> [Dataset records]
****************************************

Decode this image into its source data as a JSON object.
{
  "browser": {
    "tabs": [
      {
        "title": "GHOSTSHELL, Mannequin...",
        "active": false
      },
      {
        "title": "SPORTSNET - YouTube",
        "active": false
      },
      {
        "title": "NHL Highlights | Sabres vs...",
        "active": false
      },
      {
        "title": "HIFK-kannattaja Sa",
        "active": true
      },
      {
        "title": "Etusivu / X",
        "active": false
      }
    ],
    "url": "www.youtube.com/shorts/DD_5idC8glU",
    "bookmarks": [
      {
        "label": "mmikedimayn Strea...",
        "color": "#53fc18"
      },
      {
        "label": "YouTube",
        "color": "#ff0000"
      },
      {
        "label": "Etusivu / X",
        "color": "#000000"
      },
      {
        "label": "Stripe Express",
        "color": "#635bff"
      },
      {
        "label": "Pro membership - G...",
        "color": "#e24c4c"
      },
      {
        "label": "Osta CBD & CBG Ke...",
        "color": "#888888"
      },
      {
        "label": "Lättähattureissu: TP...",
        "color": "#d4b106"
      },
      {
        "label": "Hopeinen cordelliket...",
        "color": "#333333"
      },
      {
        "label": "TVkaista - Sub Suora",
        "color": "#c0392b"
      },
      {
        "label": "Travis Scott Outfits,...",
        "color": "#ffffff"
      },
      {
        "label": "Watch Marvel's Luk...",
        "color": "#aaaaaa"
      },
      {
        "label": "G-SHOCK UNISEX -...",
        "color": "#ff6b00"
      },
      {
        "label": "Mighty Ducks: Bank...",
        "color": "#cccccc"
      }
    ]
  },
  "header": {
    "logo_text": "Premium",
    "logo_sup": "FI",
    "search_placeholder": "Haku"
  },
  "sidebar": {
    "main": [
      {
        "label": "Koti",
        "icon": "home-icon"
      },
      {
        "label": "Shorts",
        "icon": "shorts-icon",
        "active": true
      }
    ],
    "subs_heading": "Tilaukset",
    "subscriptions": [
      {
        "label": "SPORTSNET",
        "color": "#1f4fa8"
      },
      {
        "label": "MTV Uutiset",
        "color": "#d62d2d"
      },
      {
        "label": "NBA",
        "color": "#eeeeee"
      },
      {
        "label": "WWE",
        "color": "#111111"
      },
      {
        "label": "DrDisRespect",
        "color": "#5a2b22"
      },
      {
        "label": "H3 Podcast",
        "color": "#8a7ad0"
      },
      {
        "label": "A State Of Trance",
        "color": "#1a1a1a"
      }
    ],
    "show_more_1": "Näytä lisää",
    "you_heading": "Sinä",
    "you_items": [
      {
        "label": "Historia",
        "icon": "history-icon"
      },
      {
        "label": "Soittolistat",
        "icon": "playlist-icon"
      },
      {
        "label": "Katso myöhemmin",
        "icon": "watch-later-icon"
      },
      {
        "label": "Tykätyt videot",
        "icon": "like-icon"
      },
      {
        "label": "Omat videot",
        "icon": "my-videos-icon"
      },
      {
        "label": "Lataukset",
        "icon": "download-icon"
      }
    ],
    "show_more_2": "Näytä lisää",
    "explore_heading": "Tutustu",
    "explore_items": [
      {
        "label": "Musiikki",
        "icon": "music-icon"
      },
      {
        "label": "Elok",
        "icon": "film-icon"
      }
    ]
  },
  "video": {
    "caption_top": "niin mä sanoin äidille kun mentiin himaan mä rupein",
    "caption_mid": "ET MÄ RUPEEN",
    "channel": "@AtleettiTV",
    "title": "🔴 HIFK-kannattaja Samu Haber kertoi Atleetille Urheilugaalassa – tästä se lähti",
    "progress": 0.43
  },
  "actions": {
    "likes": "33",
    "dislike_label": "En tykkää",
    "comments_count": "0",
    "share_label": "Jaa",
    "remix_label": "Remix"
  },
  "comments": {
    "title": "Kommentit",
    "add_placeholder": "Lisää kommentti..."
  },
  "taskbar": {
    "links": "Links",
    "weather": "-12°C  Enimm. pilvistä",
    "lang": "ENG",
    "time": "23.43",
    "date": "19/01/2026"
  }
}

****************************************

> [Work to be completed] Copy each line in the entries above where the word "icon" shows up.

> [Solution]
        "icon": "home-icon"
        "icon": "shorts-icon",
        "icon": "history-icon"
        "icon": "playlist-icon"
        "icon": "watch-later-icon"
        "icon": "like-icon"
        "icon": "my-videos-icon"
        "icon": "download-icon"
        "icon": "music-icon"
        "icon": "film-icon"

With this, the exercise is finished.